§ **Records for the exercise**
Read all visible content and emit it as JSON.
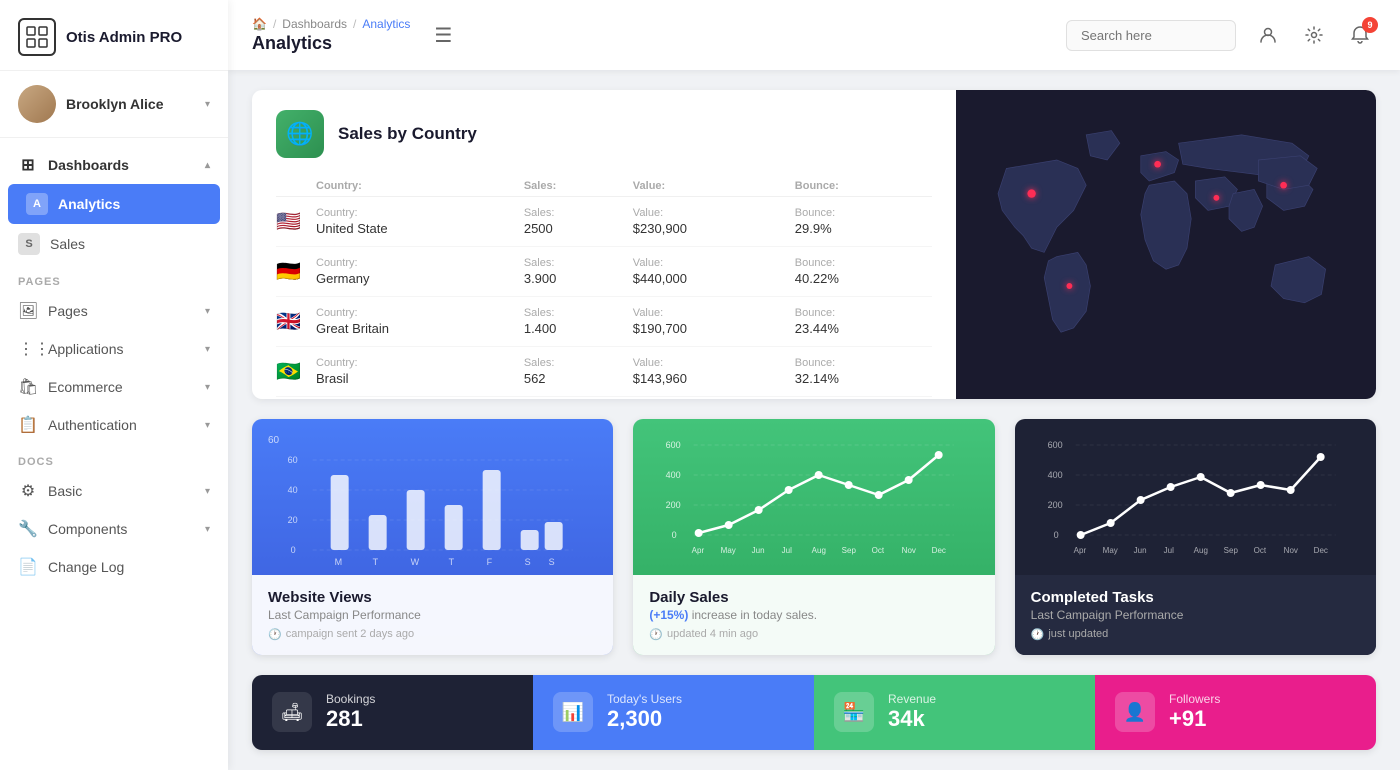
{
  "app": {
    "name": "Otis Admin PRO"
  },
  "user": {
    "name": "Brooklyn Alice"
  },
  "sidebar": {
    "dashboards_label": "Dashboards",
    "analytics_label": "Analytics",
    "analytics_badge": "A",
    "sales_label": "Sales",
    "sales_badge": "S",
    "pages_section": "PAGES",
    "pages_label": "Pages",
    "applications_label": "Applications",
    "ecommerce_label": "Ecommerce",
    "authentication_label": "Authentication",
    "docs_section": "DOCS",
    "basic_label": "Basic",
    "components_label": "Components",
    "changelog_label": "Change Log"
  },
  "header": {
    "breadcrumb_home": "🏠",
    "breadcrumb_dashboards": "Dashboards",
    "breadcrumb_analytics": "Analytics",
    "page_title": "Analytics",
    "search_placeholder": "Search here",
    "notif_count": "9"
  },
  "sales_card": {
    "title": "Sales by Country",
    "columns": {
      "country": "Country:",
      "sales": "Sales:",
      "value": "Value:",
      "bounce": "Bounce:"
    },
    "rows": [
      {
        "flag": "🇺🇸",
        "country": "United State",
        "sales": "2500",
        "value": "$230,900",
        "bounce": "29.9%"
      },
      {
        "flag": "🇩🇪",
        "country": "Germany",
        "sales": "3.900",
        "value": "$440,000",
        "bounce": "40.22%"
      },
      {
        "flag": "🇬🇧",
        "country": "Great Britain",
        "sales": "1.400",
        "value": "$190,700",
        "bounce": "23.44%"
      },
      {
        "flag": "🇧🇷",
        "country": "Brasil",
        "sales": "562",
        "value": "$143,960",
        "bounce": "32.14%"
      }
    ]
  },
  "website_views": {
    "title": "Website Views",
    "subtitle": "Last Campaign Performance",
    "meta": "campaign sent 2 days ago",
    "y_labels": [
      "60",
      "40",
      "20",
      "0"
    ],
    "x_labels": [
      "M",
      "T",
      "W",
      "T",
      "F",
      "S",
      "S"
    ]
  },
  "daily_sales": {
    "title": "Daily Sales",
    "subtitle": "(+15%) increase in today sales.",
    "meta": "updated 4 min ago",
    "y_labels": [
      "600",
      "400",
      "200",
      "0"
    ],
    "x_labels": [
      "Apr",
      "May",
      "Jun",
      "Jul",
      "Aug",
      "Sep",
      "Oct",
      "Nov",
      "Dec"
    ]
  },
  "completed_tasks": {
    "title": "Completed Tasks",
    "subtitle": "Last Campaign Performance",
    "meta": "just updated",
    "y_labels": [
      "600",
      "400",
      "200",
      "0"
    ],
    "x_labels": [
      "Apr",
      "May",
      "Jun",
      "Jul",
      "Aug",
      "Sep",
      "Oct",
      "Nov",
      "Dec"
    ]
  },
  "stats": [
    {
      "icon": "🛋",
      "label": "Bookings",
      "value": "281",
      "type": "dark"
    },
    {
      "icon": "📊",
      "label": "Today's Users",
      "value": "2,300",
      "type": "blue"
    },
    {
      "icon": "🏪",
      "label": "Revenue",
      "value": "34k",
      "type": "green"
    },
    {
      "icon": "👤",
      "label": "Followers",
      "value": "+91",
      "type": "pink"
    }
  ]
}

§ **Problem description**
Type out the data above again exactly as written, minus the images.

§ **Answer box**
Read all visible content and emit it as JSON.
{
  "app": {
    "name": "Otis Admin PRO"
  },
  "user": {
    "name": "Brooklyn Alice"
  },
  "sidebar": {
    "dashboards_label": "Dashboards",
    "analytics_label": "Analytics",
    "analytics_badge": "A",
    "sales_label": "Sales",
    "sales_badge": "S",
    "pages_section": "PAGES",
    "pages_label": "Pages",
    "applications_label": "Applications",
    "ecommerce_label": "Ecommerce",
    "authentication_label": "Authentication",
    "docs_section": "DOCS",
    "basic_label": "Basic",
    "components_label": "Components",
    "changelog_label": "Change Log"
  },
  "header": {
    "breadcrumb_home": "🏠",
    "breadcrumb_dashboards": "Dashboards",
    "breadcrumb_analytics": "Analytics",
    "page_title": "Analytics",
    "search_placeholder": "Search here",
    "notif_count": "9"
  },
  "sales_card": {
    "title": "Sales by Country",
    "columns": {
      "country": "Country:",
      "sales": "Sales:",
      "value": "Value:",
      "bounce": "Bounce:"
    },
    "rows": [
      {
        "flag": "🇺🇸",
        "country": "United State",
        "sales": "2500",
        "value": "$230,900",
        "bounce": "29.9%"
      },
      {
        "flag": "🇩🇪",
        "country": "Germany",
        "sales": "3.900",
        "value": "$440,000",
        "bounce": "40.22%"
      },
      {
        "flag": "🇬🇧",
        "country": "Great Britain",
        "sales": "1.400",
        "value": "$190,700",
        "bounce": "23.44%"
      },
      {
        "flag": "🇧🇷",
        "country": "Brasil",
        "sales": "562",
        "value": "$143,960",
        "bounce": "32.14%"
      }
    ]
  },
  "website_views": {
    "title": "Website Views",
    "subtitle": "Last Campaign Performance",
    "meta": "campaign sent 2 days ago",
    "y_labels": [
      "60",
      "40",
      "20",
      "0"
    ],
    "x_labels": [
      "M",
      "T",
      "W",
      "T",
      "F",
      "S",
      "S"
    ]
  },
  "daily_sales": {
    "title": "Daily Sales",
    "subtitle": "(+15%) increase in today sales.",
    "meta": "updated 4 min ago",
    "y_labels": [
      "600",
      "400",
      "200",
      "0"
    ],
    "x_labels": [
      "Apr",
      "May",
      "Jun",
      "Jul",
      "Aug",
      "Sep",
      "Oct",
      "Nov",
      "Dec"
    ]
  },
  "completed_tasks": {
    "title": "Completed Tasks",
    "subtitle": "Last Campaign Performance",
    "meta": "just updated",
    "y_labels": [
      "600",
      "400",
      "200",
      "0"
    ],
    "x_labels": [
      "Apr",
      "May",
      "Jun",
      "Jul",
      "Aug",
      "Sep",
      "Oct",
      "Nov",
      "Dec"
    ]
  },
  "stats": [
    {
      "icon": "🛋",
      "label": "Bookings",
      "value": "281",
      "type": "dark"
    },
    {
      "icon": "📊",
      "label": "Today's Users",
      "value": "2,300",
      "type": "blue"
    },
    {
      "icon": "🏪",
      "label": "Revenue",
      "value": "34k",
      "type": "green"
    },
    {
      "icon": "👤",
      "label": "Followers",
      "value": "+91",
      "type": "pink"
    }
  ]
}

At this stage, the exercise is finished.